National President, MADD Canada
Highway Traffic Act Changes to Reduce Impaired Driving
Mandatory roadside vehicle impoundment
- The Highway Traffic Act will be amended to provide authority under the Vehicle Seizure and Impoundment Regulations to require roadside impounding of vehicles when a driver receives a roadside driver’s licence suspension related to impaired driving.
- For all drivers, this includes having a BAC over the legal limit or refusing to provide a breath sample.
- Vehicles will be impounded for three days for a first offence, seven days for a second offence within 10 years and 30 days for a third or subsequent offence within 10 years.
- Vehicle owners will be liable for all towing and storage costs for the period of impoundment.
- This amendment will reduce the ability of an impaired driver to commit repeat impaired driving infractions.
Mandatory ignition interlock program
- Ignition interlock is an in-vehicle alcohol breath screening device that prevents a vehicle from being started if it detects a BAC over a pre-set limit. The system also requires breath samples at random pre-set times while the engine is running. If the interlock test fails while driving, it activates an alarm (lights flashing, horn honking) until the engine is turned off.
- Use of an ignition interlock program will be a mandatory condition for reinstatement of a driver’s licence after an impaired driving suspension has been completed.
- The condition will appear as a restriction on the driver’s licence.
- The mandatory ignition interlock will be required for one year for a first conviction, three years after a second conviction within 10 years, and five years for a third or subsequent conviction within 10 years.
- At the discretion of the Registrar of Motor Vehicles, the interlock requirement may be extended if it is determined that the driver still poses a risk to the public based on data collected by the device.

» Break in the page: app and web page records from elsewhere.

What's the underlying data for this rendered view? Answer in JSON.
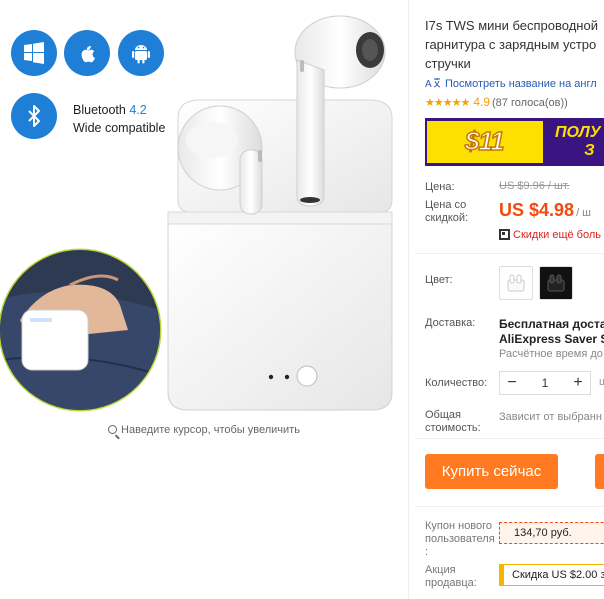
{
  "gallery": {
    "bluetooth_label": "Bluetooth",
    "bluetooth_version": "4.2",
    "bluetooth_sub": "Wide compatible",
    "zoom_hint": "Наведите курсор, чтобы увеличить",
    "os_icons": [
      "windows-icon",
      "apple-icon",
      "android-icon"
    ],
    "accent_color": "#1f7fd6"
  },
  "product": {
    "title_lines": [
      "I7s TWS мини беспроводной",
      "гарнитура с зарядным устро",
      "стручки"
    ],
    "translate_link": "Посмотреть название на англ",
    "rating_value": "4.9",
    "rating_count": "(87 голоса(ов))"
  },
  "promo": {
    "price": "$11",
    "right_text_1": "ПОЛУ",
    "right_text_2": "З"
  },
  "price": {
    "label": "Цена:",
    "old": "US $9.96 / шт.",
    "discount_label_1": "Цена со",
    "discount_label_2": "скидкой:",
    "new": "US $4.98",
    "unit": "/ ш",
    "more_discounts": "Скидки ещё боль",
    "accent_color": "#f24b11"
  },
  "color": {
    "label": "Цвет:",
    "options": [
      "white",
      "black"
    ]
  },
  "shipping": {
    "label": "Доставка:",
    "title_1": "Бесплатная достав",
    "title_2": "AliExpress Saver Shi",
    "sub": "Расчётное время до"
  },
  "quantity": {
    "label": "Количество:",
    "value": "1",
    "minus": "−",
    "plus": "+",
    "note": "ш"
  },
  "total": {
    "label_1": "Общая",
    "label_2": "стоимость:",
    "value": "Зависит от выбранн"
  },
  "actions": {
    "buy_now": "Купить сейчас"
  },
  "coupons": {
    "new_user_label_1": "Купон нового",
    "new_user_label_2": "пользователя",
    "new_user_label_3": ":",
    "new_user_amount": "134,70 руб.",
    "seller_label_1": "Акция",
    "seller_label_2": "продавца:",
    "seller_text": "Скидка US $2.00 за"
  }
}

- All costs for the installation and operation of an ignition interlock device will be the responsibility of the driver.
- This amendment will reduce the ability of an impaired driver to commit repeat impaired driving infractions and allow them time to develop sober driving habits upon reinstatement of their driver’s licence.
Zero BAC for drivers less than 22 years of age

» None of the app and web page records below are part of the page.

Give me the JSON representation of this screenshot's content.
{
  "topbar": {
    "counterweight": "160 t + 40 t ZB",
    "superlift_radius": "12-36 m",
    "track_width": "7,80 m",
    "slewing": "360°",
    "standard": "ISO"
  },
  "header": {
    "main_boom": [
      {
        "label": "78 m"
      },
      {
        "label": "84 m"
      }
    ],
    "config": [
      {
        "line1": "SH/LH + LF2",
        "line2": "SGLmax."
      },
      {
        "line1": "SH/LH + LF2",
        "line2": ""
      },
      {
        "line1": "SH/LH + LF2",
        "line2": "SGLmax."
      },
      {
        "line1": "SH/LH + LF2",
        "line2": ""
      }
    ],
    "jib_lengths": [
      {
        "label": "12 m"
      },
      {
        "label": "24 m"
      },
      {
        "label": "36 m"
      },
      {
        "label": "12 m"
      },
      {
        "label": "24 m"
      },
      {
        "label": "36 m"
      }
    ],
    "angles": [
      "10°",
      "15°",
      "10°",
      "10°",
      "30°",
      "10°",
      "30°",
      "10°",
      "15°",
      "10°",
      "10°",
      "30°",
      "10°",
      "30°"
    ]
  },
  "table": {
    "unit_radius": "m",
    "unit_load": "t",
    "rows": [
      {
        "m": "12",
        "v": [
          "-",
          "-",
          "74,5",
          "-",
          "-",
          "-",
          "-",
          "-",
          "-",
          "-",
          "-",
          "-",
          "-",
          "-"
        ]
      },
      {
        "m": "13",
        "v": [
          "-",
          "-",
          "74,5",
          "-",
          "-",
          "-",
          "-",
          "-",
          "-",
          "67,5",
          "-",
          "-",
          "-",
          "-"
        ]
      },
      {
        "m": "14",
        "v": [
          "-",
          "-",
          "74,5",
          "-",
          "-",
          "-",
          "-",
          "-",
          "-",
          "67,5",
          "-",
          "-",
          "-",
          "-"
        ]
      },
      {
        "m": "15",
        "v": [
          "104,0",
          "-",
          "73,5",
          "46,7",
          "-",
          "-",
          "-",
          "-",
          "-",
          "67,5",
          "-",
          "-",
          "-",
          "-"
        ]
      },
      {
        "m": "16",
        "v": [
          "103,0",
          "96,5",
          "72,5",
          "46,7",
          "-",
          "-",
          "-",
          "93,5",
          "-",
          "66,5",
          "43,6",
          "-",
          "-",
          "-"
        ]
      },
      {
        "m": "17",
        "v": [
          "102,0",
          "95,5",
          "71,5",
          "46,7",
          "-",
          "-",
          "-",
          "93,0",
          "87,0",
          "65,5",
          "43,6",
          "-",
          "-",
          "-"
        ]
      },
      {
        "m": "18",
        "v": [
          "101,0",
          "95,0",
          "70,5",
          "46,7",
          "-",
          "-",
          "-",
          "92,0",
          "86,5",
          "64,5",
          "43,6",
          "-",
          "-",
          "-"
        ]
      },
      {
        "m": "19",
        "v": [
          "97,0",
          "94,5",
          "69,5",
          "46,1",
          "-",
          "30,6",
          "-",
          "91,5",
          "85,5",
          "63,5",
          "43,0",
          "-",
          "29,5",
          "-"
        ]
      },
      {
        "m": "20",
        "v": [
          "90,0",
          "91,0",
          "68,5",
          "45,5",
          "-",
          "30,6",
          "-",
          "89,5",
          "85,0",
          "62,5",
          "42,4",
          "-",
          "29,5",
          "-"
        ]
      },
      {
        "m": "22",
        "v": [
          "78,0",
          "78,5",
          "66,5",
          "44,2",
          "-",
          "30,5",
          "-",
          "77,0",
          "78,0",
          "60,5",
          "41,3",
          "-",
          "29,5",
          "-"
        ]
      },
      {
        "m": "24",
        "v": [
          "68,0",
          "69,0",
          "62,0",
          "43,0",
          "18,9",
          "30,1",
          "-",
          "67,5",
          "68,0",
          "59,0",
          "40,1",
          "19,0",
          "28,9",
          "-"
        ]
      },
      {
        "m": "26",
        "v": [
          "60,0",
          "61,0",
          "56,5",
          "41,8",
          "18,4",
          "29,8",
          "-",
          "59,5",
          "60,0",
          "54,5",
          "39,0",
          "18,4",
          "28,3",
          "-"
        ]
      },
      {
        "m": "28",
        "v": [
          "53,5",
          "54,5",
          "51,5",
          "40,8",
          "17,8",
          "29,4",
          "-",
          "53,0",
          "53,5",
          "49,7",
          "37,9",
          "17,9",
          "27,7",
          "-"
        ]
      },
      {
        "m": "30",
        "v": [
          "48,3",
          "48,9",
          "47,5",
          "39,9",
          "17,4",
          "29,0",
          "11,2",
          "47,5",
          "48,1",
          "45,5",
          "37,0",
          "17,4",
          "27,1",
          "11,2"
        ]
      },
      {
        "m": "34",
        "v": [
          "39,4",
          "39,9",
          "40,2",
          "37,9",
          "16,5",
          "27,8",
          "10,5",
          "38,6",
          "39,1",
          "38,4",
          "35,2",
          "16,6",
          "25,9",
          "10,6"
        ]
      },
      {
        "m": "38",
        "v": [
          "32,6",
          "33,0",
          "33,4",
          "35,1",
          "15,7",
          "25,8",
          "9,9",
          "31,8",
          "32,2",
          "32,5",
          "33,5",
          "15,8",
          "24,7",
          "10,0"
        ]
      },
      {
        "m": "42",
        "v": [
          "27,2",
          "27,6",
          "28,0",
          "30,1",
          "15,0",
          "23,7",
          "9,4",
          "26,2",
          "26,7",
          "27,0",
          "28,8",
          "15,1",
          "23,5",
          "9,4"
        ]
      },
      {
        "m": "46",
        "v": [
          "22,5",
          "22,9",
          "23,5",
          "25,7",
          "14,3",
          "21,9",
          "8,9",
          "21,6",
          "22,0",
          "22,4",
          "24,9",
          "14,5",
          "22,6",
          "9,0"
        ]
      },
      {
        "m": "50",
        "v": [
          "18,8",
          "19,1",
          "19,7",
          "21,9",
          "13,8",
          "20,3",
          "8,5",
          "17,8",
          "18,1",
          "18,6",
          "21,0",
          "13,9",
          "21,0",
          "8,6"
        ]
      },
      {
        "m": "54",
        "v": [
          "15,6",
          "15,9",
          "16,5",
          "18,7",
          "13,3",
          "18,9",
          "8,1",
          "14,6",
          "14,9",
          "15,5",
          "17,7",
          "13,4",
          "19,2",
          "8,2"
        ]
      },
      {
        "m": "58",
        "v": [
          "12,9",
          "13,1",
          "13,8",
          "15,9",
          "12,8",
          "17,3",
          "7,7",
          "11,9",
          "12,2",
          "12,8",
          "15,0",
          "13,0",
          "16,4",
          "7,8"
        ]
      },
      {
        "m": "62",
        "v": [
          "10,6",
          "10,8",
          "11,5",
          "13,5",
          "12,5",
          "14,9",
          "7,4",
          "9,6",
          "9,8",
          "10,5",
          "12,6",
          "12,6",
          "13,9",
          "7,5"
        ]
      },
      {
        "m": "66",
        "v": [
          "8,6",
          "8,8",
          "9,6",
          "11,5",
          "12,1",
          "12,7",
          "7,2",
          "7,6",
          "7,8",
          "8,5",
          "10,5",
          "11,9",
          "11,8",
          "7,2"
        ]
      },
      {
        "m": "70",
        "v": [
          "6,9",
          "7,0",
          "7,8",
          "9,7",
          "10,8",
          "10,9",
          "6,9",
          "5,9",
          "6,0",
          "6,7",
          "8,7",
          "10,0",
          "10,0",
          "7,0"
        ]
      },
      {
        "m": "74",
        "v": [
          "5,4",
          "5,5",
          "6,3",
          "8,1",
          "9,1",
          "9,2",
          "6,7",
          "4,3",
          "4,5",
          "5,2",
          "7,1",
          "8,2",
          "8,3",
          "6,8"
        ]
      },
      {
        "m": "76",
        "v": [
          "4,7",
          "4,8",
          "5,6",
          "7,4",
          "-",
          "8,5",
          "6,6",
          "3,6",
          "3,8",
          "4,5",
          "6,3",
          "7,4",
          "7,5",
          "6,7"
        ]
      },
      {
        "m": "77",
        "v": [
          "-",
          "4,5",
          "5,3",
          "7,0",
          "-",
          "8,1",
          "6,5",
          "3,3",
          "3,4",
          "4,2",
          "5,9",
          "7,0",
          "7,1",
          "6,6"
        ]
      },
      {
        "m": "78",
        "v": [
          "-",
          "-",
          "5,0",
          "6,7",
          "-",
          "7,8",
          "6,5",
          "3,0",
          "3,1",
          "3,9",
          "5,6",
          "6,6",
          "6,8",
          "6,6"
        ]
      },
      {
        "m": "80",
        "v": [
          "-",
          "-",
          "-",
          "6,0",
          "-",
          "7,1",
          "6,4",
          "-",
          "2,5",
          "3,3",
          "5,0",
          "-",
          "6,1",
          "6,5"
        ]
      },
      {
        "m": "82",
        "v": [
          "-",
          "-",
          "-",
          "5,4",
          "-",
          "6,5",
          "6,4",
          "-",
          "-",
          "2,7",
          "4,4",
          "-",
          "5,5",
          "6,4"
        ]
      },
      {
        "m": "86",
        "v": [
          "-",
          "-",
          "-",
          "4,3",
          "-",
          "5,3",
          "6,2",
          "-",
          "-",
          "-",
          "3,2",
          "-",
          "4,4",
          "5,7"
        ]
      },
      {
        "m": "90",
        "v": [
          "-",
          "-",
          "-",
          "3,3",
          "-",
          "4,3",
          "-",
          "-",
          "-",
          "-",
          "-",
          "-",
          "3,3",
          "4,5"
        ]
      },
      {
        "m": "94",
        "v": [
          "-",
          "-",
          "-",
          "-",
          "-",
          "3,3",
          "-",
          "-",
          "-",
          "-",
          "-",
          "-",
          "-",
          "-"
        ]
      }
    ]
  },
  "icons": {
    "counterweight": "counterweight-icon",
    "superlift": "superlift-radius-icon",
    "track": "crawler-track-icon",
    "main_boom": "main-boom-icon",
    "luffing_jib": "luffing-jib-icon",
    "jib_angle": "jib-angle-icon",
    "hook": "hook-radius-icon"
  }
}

- MADD’s 2015 Provincial Impaired Driving Report indicates that young people have the highest rates of traffic death and injury per capita among all age groups, and the highest death rate per kilometre driven among all drivers under 75 years of age.
- The MADD report also indicates that motor vehicle crashes are a leading cause of death among 15 to 25 year-olds and alcohol is a factor in 50 per cent of those crashes.

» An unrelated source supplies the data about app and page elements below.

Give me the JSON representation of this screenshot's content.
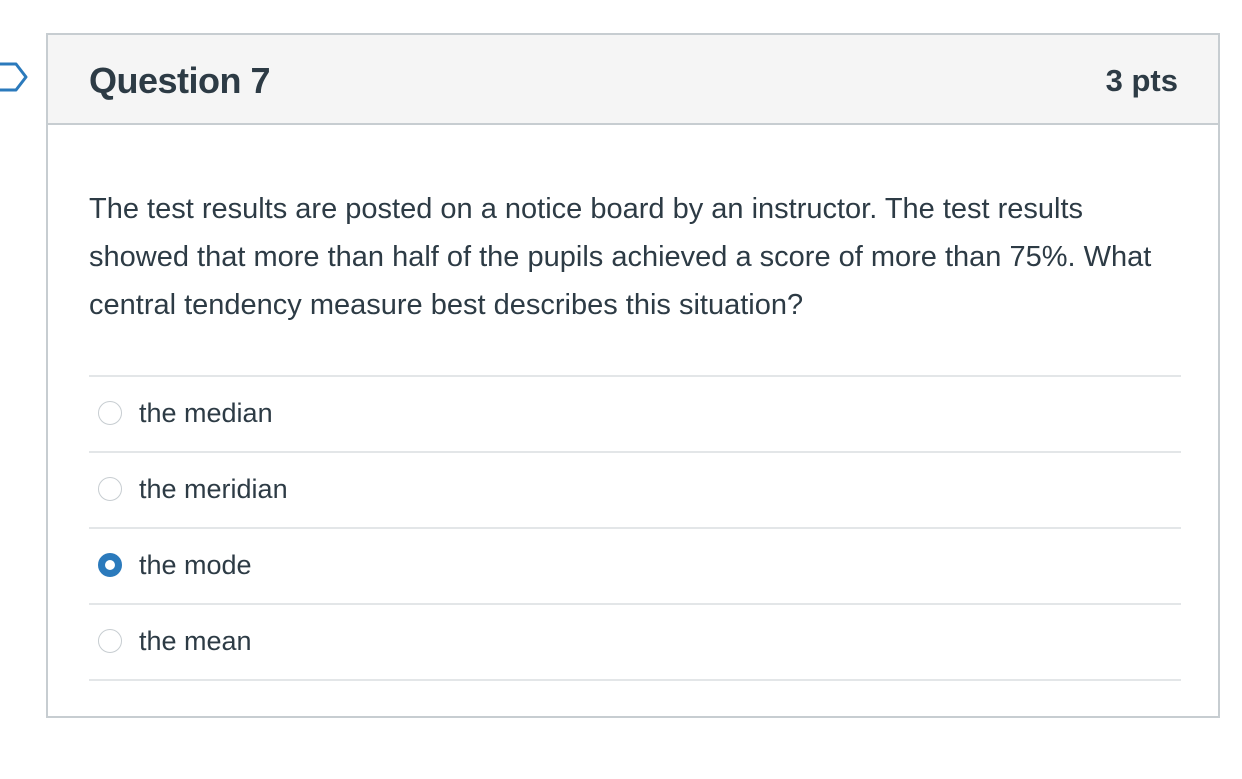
{
  "question": {
    "title": "Question 7",
    "points": "3 pts",
    "text": "The test results are posted on a notice board by an instructor. The test results showed that more than half of the pupils achieved a score of more than 75%. What central tendency measure best describes this situation?",
    "answers": [
      {
        "label": "the median",
        "selected": false
      },
      {
        "label": "the meridian",
        "selected": false
      },
      {
        "label": "the mode",
        "selected": true
      },
      {
        "label": "the mean",
        "selected": false
      }
    ]
  },
  "colors": {
    "accent": "#2b7abc",
    "text": "#2d3b45",
    "header_bg": "#f5f5f5",
    "border": "#c7cdd1"
  },
  "icons": {
    "flag": "question-flag-icon"
  }
}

- Under the existing Graduated Licensing Program, drivers are required to maintain zero per cent BAC for the first 20 to 24 months of driving. For many drivers, this falls between the ages of 16 and 18.
- The proposed amendment will require drivers who are less than 22 years of age to maintain a zero per cent BAC while driving.
2017 03 02 11:35 a.m.